Earlier today, Gov. Chris Christie announced that Marc Ferzan — the “storm czar” widely lauded for guiding New Jersey to safe refuge in the aftermath of Hurricane Sandy — is stepping down from his post as head of the Office of Recovery and Rebuilding. For the most part, reactions to the announcement have been bittersweet.

That is, with the exception of Sierra Club Director Jeff Tittel. His response?

Good riddance.

“As New Jersey’s Sandy Czar he should have abdicated a long time ago. Calling him the Rebuild Czar was an oxymoron since he so mishandled and delayed our efforts after Hurricane Sandy,” Tittel said. “The programs were so mismanaged and there were so many delays with so many people still out of their homes. Hurricane Sandy was a disaster, but also Ferzan’s handlings of our efforts afterwards have also been a disaster.”
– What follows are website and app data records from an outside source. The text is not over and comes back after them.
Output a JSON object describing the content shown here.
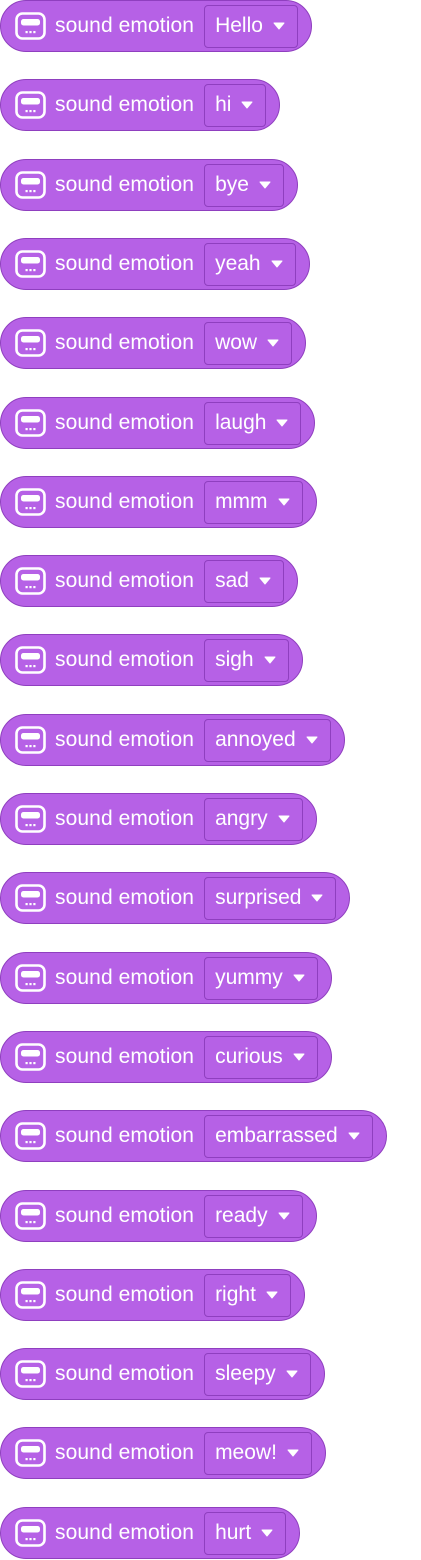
{
  "block_label": "sound emotion",
  "colors": {
    "block_fill": "#b661e6",
    "block_border": "#8f3fbf",
    "text": "#ffffff"
  },
  "icons": {
    "block": "robot-face-icon",
    "dropdown": "caret-down-icon"
  },
  "blocks": [
    {
      "label": "sound emotion",
      "value": "Hello"
    },
    {
      "label": "sound emotion",
      "value": "hi"
    },
    {
      "label": "sound emotion",
      "value": "bye"
    },
    {
      "label": "sound emotion",
      "value": "yeah"
    },
    {
      "label": "sound emotion",
      "value": "wow"
    },
    {
      "label": "sound emotion",
      "value": "laugh"
    },
    {
      "label": "sound emotion",
      "value": "mmm"
    },
    {
      "label": "sound emotion",
      "value": "sad"
    },
    {
      "label": "sound emotion",
      "value": "sigh"
    },
    {
      "label": "sound emotion",
      "value": "annoyed"
    },
    {
      "label": "sound emotion",
      "value": "angry"
    },
    {
      "label": "sound emotion",
      "value": "surprised"
    },
    {
      "label": "sound emotion",
      "value": "yummy"
    },
    {
      "label": "sound emotion",
      "value": "curious"
    },
    {
      "label": "sound emotion",
      "value": "embarrassed"
    },
    {
      "label": "sound emotion",
      "value": "ready"
    },
    {
      "label": "sound emotion",
      "value": "right"
    },
    {
      "label": "sound emotion",
      "value": "sleepy"
    },
    {
      "label": "sound emotion",
      "value": "meow!"
    },
    {
      "label": "sound emotion",
      "value": "hurt"
    }
  ]
}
Tittel, a vocal critic of New Jersey’s handling of Hurricane Sandy response and recovery efforts, aired out his beef with Ferzan in an email and in PolitickerNJ’s office earlier today. He criticized the state for its sluggish rebound in the wake of the storm, which he says has led to the unmet needs of thousands of residents and billions in unspent aid.

A lot of it, he noted, has to do with a lack transparency.

“We have seen failure upon failure trying to get New Jersey moving forward and back on its feet,” Tittel added. “Mr. Ferzan was a symbol of arrogance and frustration because he refused to meet with people impacted by Sandy and even the legislature. He very rarely even spoke to the press. For more than a year he barely came out of his office. There was clearly a lack of transparency and accountability. As Czar he was Ferzan the Frustrating.”

Ferzan was appointed Executive Director of the Office when it was created in late 2012, and during his tenure was charged with the distribution of billions in Sandy aid money throughout the state. According to Christie’s administration, he helped lead the redevelopment of boardwalks up and down the coast and launch a number of initiatives to help storm victims.

But Tittle argues more could be done — and indeed has been done, in places like New York, which received almost double the amount of aid New Jersey did, partly because it based its recovery efforts on “sound science” and not “political science,” he said. He notes that the state has manage to utilize only one-third of a second round of recovery funds awarded by the Department of Housing and Urban Development late last year, and that its new housing elevation program — touted by Christie in Keansburg this week — has only benefited some 200 people out of nearly 2,600 applicants.

At the same time, Christie has refused to address the issue of climate change, Tittle said, and has gone so far as to reject the idea that state agencies like New Jersey Transit need to prepare for future disasters brought on by its effects, such as rising sea levels along the coast.

“New Jersey is the only coastal state who has not been doing adaptation or mitigation for climate change and sea level rise,” Tittle said, adding that Christie and Ferzan “have done a wonderful job cutting ribbons on the boardwalks, but have not helped to get people back into their homes.”

Ferzan is leaving the Office to support a career opportunity for his wife, and will be teaching at the Frank Batten School of Leadership and Public Policy at the University of Virginia. He will be succeeded by his second in command, Terrence Brody.

Tittel holds out little hope that the change in leadership will improve conditions.

“It does not matter who is charge when you are promoting policies that are not working or haven’t worked,” he said. “Afterall they are following the Christie agenda. What we need is not just a change in leadership, but a change in policy.”


Sierra Club Director on Ferzan’s departure: ‘Good riddance’